U.S. Sen. Jeff Sessions and Donald Trump go way back.
How, exactly? The United Nations of course, writes Elise Viebeck of the Washington Post.
As Viebeck explains, a $1.2 billion proposed renovation of the U.N.’s New York City headquarters brought the two men together in opposition.
Trump, whose Trump World Tower is across the street from the building, sharply criticized the move saying the organization was “a mess,” and that the 10-figures project was “unnecessary.”
Sessions — no fan of the U.N. either — heard about Trump’s views and looked him up:
[T]he Alabama Republican and former Sen. Tom Coburn (R-Okla.) invited him to come to Washington to talk about building renovation and air his criticism of the U.N. project at a Senate subcommittee hearing.
The result was the best congressional testimony Sessions says he had ever heard. Even now, as Trump’s sole Senate endorser and the heart of his presence in Washington, Sessions loves telling the story. That’s partly because he likes to do his Trump impression.
“Y’all are gettin’ taken to the cleaners!” Sessions said while mimicking Trump in a recent interview, his accent drifting somewhere between Queens and the Alabama Gulf Coast. “There is no way it should cost that much! … If you give it to me, I’ll save you a billion dollars!”
The relationship persists, writes Viebeck, and culminated in Sessions’ endorsement of Trump despite Texas Sen. Ted Cruz‘s aggressive wooing of Sessions. Their rapport has also come to have a personal basis, political affinities aside:
Eleven years have passed since that hearing, and sitting in his office on Capitol Hill, Sessions can’t suppress his natural affection for Trump. So perhaps it’s no surprise that the ultra-conservative southerner has become Trump’s main man in Washington as the leading presidential campaign careens toward the Republican convention.
“I think he can win, and I believe he will,” Sessions said. “He will need to continue to flesh out the details of his policies. But his instinctive response to Americans’ current situation has been pretty darn good.”
Sessions described why he thinks Trump appeals to a large swath of voters that are seemingly his opposite — neither rich nor well-educated — and why his ostentatious lifestyle and private jet don’t put off supporters.
“I do think it’s one of the charms he has. It’s more of a blue-collar attitude, but he is so proud of that plane!” Sessions said. “He doesn’t try to be cool, like, ‘I’m a rich person.’ He says, ‘Let me show you this, let me show you that!’ He takes you around and he wants to show you his towers.”
Could Sessions even be a VP pick for Trump, who has said he wants a consummate insider to help balance his outsider, populist-driven style? Don’t count it out, writes Viebeck:

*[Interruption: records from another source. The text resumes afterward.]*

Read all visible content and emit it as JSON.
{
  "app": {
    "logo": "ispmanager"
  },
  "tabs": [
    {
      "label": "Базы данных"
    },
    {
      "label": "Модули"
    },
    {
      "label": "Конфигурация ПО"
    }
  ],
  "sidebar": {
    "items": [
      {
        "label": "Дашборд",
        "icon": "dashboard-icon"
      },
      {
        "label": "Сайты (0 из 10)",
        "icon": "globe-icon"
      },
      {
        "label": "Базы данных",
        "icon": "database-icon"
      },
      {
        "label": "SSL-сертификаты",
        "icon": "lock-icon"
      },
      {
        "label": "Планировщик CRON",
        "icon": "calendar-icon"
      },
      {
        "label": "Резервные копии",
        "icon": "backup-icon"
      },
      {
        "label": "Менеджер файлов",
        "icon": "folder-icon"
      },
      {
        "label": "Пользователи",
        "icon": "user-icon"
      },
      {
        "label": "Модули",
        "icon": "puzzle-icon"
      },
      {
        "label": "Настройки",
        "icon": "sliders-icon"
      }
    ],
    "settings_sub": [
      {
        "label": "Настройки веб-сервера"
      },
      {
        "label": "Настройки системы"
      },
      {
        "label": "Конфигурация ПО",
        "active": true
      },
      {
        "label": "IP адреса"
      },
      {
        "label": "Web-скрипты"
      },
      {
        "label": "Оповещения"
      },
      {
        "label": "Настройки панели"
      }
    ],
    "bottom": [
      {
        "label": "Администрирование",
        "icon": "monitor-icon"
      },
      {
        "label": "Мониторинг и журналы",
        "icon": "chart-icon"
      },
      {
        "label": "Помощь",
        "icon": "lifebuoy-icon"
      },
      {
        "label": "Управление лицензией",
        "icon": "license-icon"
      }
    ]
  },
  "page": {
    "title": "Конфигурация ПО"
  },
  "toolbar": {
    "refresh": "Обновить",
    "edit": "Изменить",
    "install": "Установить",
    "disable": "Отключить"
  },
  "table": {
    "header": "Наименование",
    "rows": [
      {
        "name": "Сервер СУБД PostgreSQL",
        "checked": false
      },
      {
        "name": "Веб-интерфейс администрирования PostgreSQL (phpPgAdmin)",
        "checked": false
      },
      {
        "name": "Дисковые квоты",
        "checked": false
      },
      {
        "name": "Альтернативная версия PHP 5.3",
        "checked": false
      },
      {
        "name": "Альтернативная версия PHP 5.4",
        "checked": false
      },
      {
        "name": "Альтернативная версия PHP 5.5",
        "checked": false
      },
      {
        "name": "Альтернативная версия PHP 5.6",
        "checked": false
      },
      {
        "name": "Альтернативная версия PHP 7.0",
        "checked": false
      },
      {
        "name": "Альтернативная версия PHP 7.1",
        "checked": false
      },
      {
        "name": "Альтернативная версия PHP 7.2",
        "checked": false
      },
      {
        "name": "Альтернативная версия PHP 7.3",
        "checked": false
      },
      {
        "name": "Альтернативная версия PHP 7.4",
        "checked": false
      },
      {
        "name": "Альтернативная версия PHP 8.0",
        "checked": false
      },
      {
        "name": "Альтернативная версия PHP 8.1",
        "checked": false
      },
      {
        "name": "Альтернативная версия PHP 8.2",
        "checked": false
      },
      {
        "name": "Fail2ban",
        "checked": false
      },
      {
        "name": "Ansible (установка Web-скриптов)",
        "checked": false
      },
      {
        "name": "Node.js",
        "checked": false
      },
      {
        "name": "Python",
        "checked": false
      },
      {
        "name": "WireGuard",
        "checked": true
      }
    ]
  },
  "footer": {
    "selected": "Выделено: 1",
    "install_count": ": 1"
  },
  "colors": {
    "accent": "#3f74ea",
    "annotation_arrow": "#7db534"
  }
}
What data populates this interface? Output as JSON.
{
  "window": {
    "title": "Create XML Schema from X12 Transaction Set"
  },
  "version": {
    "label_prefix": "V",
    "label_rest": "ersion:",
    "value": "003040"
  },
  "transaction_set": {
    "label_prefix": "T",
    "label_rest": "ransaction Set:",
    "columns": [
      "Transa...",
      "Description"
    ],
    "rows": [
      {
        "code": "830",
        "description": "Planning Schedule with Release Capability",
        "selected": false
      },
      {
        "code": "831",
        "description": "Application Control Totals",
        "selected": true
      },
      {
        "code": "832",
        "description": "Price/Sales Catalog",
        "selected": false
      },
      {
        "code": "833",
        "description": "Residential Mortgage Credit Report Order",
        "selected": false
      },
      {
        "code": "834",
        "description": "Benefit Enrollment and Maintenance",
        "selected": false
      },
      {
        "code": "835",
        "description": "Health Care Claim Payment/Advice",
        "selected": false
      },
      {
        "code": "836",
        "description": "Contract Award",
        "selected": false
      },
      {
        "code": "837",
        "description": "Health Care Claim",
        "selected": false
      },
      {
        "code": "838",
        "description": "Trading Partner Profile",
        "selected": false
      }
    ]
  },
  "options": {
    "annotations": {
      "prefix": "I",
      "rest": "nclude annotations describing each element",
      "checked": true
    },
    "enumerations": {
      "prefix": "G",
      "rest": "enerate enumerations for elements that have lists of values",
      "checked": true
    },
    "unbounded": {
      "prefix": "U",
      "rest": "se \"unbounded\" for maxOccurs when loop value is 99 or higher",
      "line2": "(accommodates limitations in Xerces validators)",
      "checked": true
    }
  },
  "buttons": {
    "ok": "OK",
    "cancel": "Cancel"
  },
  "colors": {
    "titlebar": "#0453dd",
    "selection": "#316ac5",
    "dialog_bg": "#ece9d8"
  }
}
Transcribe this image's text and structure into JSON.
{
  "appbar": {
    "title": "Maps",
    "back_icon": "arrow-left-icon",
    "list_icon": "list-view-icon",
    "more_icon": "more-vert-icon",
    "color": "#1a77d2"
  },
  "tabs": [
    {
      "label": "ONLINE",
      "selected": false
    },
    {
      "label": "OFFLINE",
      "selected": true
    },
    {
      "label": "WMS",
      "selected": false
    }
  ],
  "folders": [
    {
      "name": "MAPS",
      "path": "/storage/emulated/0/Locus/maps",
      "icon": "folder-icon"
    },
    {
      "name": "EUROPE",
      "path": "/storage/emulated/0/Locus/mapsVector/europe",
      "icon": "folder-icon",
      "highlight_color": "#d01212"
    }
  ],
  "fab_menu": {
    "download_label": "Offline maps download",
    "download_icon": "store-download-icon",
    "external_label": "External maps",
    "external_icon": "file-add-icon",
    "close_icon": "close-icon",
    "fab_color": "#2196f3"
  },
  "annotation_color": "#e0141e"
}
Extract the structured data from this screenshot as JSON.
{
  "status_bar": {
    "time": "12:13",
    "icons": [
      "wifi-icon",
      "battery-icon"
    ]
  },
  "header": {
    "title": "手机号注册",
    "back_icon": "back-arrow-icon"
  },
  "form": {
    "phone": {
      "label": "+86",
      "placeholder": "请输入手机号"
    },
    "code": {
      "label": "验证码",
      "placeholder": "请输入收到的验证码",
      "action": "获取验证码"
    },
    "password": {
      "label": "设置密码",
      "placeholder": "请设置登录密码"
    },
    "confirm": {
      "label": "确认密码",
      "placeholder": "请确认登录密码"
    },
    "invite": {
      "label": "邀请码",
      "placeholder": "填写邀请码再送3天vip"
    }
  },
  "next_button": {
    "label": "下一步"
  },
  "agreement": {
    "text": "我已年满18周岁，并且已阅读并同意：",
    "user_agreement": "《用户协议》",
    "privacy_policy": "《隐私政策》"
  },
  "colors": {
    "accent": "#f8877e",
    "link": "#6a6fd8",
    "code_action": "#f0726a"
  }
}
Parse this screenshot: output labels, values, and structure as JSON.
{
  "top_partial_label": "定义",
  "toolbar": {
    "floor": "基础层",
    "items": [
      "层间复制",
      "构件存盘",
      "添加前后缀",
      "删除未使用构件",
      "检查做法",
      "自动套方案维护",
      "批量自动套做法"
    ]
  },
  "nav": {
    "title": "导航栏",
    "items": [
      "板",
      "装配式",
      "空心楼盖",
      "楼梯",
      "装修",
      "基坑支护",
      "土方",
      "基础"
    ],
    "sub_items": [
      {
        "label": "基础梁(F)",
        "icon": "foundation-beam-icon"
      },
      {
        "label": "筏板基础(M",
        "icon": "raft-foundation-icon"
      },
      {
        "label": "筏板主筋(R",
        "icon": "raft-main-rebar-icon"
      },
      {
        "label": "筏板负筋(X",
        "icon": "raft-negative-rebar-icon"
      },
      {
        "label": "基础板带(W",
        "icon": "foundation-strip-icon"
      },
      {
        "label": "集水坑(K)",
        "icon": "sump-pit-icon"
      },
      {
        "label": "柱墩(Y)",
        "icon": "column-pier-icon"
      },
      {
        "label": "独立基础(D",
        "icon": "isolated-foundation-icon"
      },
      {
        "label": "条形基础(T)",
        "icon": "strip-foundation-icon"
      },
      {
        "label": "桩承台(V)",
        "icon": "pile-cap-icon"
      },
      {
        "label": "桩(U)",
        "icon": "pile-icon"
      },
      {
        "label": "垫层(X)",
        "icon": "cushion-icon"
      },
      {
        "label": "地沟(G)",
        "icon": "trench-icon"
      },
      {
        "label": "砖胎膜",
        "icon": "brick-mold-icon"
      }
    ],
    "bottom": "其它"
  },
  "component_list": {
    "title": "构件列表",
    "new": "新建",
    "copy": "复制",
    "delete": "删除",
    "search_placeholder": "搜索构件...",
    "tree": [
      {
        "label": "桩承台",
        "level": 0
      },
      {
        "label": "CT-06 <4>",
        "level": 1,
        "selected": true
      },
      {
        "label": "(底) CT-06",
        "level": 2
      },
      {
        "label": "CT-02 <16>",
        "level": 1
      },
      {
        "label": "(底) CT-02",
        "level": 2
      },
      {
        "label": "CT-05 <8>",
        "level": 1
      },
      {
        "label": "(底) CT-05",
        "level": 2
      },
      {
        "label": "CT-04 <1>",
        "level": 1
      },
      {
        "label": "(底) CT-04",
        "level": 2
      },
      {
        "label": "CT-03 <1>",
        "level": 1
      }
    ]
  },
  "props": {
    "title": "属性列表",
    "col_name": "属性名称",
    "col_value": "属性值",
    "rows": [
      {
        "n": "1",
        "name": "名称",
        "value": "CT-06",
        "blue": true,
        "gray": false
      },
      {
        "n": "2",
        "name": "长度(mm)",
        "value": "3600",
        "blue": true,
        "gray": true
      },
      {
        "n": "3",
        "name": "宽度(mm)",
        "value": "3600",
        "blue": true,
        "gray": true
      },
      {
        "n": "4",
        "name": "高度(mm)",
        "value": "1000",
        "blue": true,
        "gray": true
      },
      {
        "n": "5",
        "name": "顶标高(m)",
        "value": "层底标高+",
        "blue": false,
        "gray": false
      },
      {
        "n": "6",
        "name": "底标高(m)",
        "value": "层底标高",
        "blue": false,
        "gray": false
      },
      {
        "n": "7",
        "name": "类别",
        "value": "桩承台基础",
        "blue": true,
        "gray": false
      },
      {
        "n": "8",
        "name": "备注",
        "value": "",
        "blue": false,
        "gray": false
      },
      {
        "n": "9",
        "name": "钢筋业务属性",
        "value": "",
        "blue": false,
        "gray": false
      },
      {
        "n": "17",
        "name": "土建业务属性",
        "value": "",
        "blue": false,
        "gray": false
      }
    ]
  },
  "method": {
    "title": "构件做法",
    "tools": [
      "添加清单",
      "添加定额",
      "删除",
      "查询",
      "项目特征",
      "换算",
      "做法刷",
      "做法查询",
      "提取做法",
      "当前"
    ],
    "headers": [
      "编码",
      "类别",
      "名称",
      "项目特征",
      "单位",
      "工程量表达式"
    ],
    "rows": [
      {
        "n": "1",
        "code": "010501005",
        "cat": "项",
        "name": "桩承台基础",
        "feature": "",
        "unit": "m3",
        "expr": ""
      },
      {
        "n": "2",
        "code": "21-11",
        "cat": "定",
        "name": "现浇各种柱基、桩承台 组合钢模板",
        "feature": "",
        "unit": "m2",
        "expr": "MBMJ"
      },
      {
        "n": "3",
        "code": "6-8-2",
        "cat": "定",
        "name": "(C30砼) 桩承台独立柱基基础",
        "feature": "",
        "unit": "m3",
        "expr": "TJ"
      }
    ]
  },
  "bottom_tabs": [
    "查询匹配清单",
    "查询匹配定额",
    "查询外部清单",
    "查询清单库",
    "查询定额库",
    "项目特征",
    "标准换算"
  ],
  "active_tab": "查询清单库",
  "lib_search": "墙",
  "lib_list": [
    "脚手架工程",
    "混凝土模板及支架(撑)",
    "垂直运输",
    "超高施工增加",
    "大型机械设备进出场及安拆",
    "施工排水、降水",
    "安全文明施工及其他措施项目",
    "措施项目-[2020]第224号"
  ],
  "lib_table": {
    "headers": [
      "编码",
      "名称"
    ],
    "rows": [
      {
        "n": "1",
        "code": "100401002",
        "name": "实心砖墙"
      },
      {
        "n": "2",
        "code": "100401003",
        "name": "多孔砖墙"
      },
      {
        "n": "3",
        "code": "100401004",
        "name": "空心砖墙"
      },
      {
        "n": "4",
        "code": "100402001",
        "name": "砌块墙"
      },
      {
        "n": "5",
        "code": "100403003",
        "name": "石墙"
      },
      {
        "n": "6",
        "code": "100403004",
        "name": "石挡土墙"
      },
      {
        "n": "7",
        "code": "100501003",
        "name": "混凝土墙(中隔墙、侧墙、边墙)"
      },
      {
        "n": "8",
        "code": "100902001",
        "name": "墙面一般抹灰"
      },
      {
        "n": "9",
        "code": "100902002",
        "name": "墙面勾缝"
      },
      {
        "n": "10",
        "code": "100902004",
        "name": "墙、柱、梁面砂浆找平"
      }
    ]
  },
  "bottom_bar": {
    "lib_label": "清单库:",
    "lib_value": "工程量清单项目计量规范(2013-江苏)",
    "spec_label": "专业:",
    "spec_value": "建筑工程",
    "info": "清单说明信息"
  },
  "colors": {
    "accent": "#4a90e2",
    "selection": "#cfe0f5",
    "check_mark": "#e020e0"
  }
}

A Trump-Sessions ticket would permanently link the political odd couple, with their collision of North and South, brash and mild, business and politics. But the two are already joined by their controversial drive to pull the GOP — and through it, the country — toward nativism on immigration, trade and foreign policy.
“Sessions and Trump are united in the conviction that public policy in the United States should be tailored toward the interests of American citizens,” said Stephen Miller, a longtime Sessions aide who departed for Trump’s campaign in January. “That should be a non-controversial thought, but it is not in our politics today.”